:: Records for this exercise ::
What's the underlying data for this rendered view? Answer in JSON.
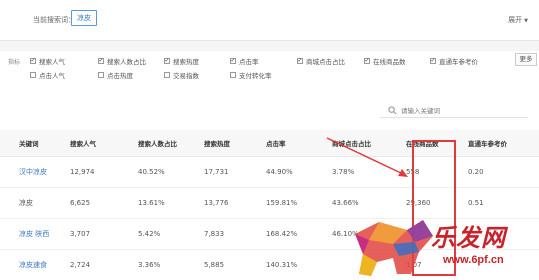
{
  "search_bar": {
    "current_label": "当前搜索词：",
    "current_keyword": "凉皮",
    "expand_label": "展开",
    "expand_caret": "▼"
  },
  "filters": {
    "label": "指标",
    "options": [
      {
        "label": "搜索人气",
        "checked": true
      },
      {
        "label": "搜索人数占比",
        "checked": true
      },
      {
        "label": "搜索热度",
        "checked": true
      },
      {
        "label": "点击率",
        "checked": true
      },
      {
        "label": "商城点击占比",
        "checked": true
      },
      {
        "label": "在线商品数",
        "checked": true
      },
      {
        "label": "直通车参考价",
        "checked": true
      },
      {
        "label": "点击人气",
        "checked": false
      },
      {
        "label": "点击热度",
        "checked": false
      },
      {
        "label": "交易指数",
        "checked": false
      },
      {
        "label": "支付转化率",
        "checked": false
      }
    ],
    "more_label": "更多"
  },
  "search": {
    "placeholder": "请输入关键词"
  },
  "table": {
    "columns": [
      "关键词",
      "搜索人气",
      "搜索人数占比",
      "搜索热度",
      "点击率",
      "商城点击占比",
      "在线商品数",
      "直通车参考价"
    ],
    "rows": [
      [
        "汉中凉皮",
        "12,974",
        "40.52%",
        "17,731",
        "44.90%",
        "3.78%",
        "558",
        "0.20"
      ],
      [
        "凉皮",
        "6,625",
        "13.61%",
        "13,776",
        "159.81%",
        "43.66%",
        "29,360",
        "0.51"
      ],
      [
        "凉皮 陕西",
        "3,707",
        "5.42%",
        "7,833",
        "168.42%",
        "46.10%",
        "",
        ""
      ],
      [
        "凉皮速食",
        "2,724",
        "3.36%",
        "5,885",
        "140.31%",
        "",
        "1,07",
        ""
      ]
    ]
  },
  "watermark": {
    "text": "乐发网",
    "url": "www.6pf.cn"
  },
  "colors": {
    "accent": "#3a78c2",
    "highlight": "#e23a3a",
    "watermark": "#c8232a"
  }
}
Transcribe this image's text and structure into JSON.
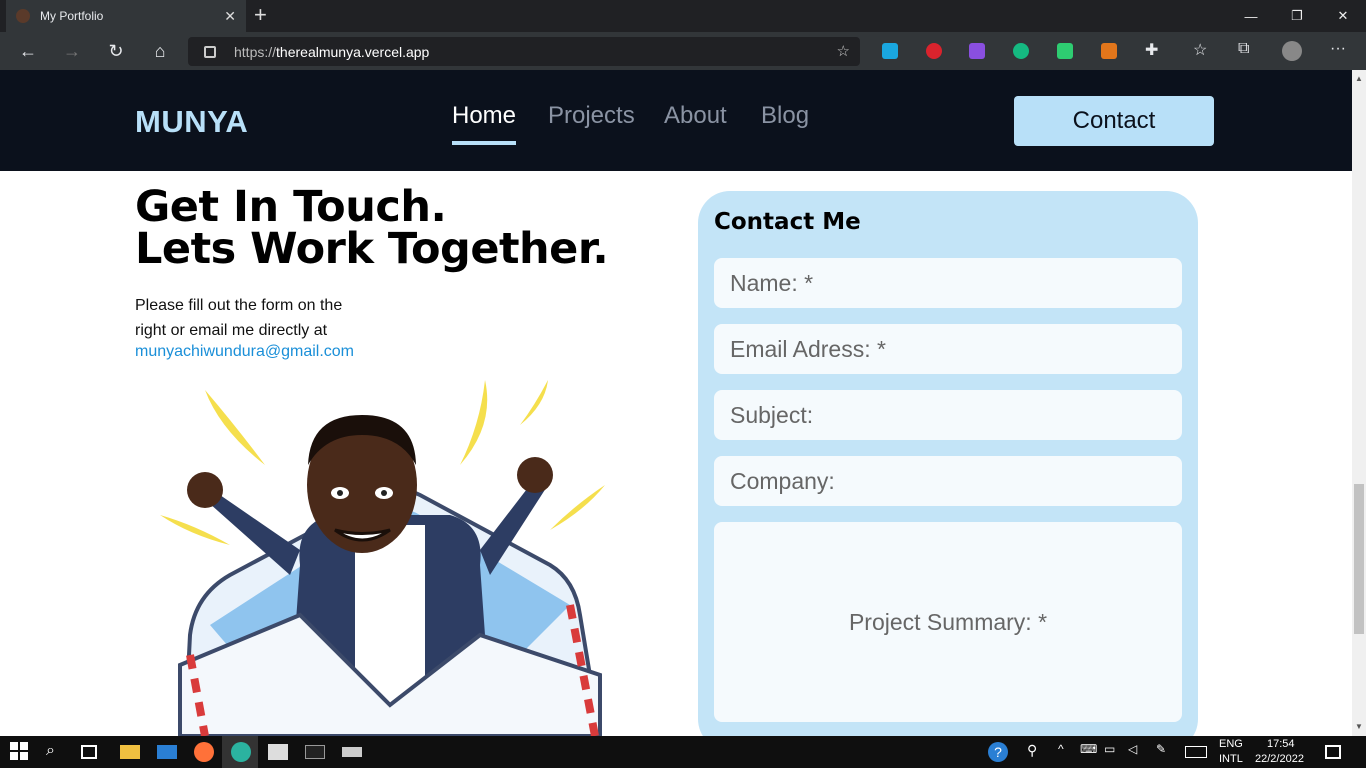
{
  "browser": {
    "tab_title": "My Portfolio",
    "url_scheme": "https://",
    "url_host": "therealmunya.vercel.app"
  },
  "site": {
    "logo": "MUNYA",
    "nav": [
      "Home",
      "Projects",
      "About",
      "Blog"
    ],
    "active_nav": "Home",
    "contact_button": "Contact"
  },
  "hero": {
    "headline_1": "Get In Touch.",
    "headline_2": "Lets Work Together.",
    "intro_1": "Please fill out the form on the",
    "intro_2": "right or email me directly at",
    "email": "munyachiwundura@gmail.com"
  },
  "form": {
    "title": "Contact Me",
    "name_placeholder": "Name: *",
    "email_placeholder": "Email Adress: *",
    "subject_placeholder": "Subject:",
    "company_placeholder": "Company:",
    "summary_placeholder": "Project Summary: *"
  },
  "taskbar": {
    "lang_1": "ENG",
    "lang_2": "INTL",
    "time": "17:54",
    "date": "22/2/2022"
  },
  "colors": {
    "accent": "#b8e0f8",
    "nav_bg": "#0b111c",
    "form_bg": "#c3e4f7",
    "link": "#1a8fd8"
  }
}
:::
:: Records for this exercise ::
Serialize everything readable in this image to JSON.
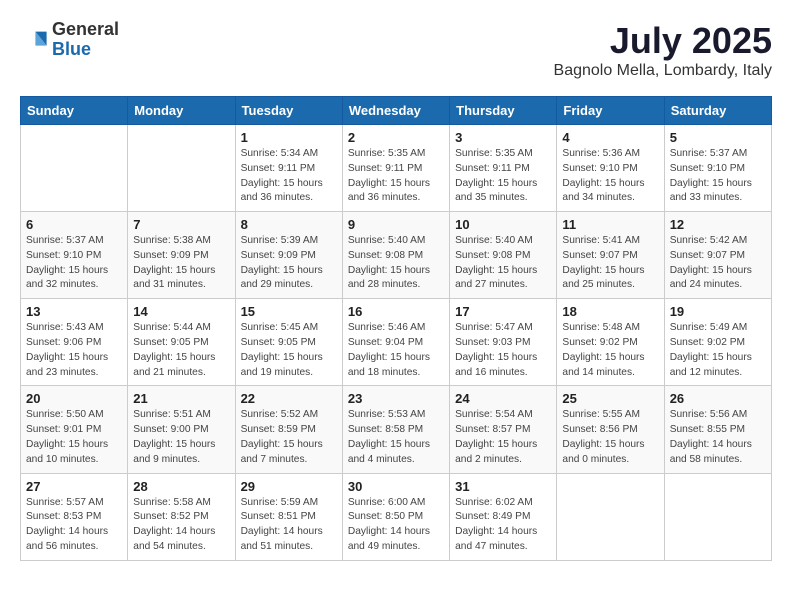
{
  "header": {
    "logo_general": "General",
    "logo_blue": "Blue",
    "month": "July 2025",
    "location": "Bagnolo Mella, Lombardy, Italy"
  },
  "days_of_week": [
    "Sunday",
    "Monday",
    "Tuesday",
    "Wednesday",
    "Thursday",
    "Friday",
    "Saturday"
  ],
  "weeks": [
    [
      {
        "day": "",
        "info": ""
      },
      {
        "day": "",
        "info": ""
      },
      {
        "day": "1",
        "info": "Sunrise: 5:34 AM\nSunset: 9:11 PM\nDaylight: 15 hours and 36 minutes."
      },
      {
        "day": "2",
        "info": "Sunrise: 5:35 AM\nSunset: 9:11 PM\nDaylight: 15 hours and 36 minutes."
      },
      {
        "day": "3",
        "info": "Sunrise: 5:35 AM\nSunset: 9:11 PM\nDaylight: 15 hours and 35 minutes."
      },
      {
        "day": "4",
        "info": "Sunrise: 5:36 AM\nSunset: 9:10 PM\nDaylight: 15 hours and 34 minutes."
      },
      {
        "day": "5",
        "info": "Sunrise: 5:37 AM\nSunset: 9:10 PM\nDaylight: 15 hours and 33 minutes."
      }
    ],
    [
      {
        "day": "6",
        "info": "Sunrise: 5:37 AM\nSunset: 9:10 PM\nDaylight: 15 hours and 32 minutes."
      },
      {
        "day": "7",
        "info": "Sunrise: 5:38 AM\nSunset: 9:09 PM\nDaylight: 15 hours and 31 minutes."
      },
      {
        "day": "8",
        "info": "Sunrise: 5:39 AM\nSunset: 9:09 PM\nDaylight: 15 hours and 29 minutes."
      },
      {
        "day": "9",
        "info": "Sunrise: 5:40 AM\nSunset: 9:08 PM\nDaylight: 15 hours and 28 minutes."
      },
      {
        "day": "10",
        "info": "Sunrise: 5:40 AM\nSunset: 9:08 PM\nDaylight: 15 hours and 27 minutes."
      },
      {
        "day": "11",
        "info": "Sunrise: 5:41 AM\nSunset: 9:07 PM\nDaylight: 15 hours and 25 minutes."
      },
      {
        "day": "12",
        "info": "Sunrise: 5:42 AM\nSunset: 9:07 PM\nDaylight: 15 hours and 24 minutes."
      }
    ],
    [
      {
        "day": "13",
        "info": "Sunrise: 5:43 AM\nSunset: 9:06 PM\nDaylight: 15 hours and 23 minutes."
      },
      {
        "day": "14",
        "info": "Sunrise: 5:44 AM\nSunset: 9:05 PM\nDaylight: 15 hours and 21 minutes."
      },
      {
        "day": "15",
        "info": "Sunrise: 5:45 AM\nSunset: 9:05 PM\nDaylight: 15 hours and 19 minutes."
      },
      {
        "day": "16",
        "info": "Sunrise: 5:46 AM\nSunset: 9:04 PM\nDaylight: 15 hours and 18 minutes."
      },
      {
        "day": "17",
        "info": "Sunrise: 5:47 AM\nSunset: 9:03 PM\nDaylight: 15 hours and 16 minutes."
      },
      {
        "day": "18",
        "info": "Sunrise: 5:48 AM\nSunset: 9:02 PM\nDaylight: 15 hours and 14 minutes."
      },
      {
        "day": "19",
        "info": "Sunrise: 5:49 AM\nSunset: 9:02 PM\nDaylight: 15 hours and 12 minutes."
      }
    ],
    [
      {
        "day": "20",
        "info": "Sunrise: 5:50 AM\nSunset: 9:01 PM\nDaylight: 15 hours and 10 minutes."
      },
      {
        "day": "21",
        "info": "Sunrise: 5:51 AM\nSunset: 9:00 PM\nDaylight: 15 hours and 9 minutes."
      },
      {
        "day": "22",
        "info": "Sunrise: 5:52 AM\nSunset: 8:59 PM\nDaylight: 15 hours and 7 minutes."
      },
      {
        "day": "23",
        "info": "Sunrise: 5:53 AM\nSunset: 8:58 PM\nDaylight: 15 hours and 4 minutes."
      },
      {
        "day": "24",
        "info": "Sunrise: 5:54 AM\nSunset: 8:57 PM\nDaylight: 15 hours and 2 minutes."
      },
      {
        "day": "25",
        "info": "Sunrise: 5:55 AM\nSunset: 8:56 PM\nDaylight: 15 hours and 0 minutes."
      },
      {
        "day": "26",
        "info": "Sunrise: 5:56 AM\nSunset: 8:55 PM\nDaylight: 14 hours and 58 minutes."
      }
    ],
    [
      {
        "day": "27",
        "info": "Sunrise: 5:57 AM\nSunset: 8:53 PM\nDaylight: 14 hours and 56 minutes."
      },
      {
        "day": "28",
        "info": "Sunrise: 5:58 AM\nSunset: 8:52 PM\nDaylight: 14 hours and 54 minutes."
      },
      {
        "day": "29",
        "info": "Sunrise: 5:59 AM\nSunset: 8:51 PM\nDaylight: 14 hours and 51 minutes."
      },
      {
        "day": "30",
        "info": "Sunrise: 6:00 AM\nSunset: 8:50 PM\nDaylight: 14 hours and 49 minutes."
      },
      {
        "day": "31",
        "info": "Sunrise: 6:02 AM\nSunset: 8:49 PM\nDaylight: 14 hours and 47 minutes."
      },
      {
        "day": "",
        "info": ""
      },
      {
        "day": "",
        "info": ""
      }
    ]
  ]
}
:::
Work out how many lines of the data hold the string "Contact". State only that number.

#### Output for this exercise
2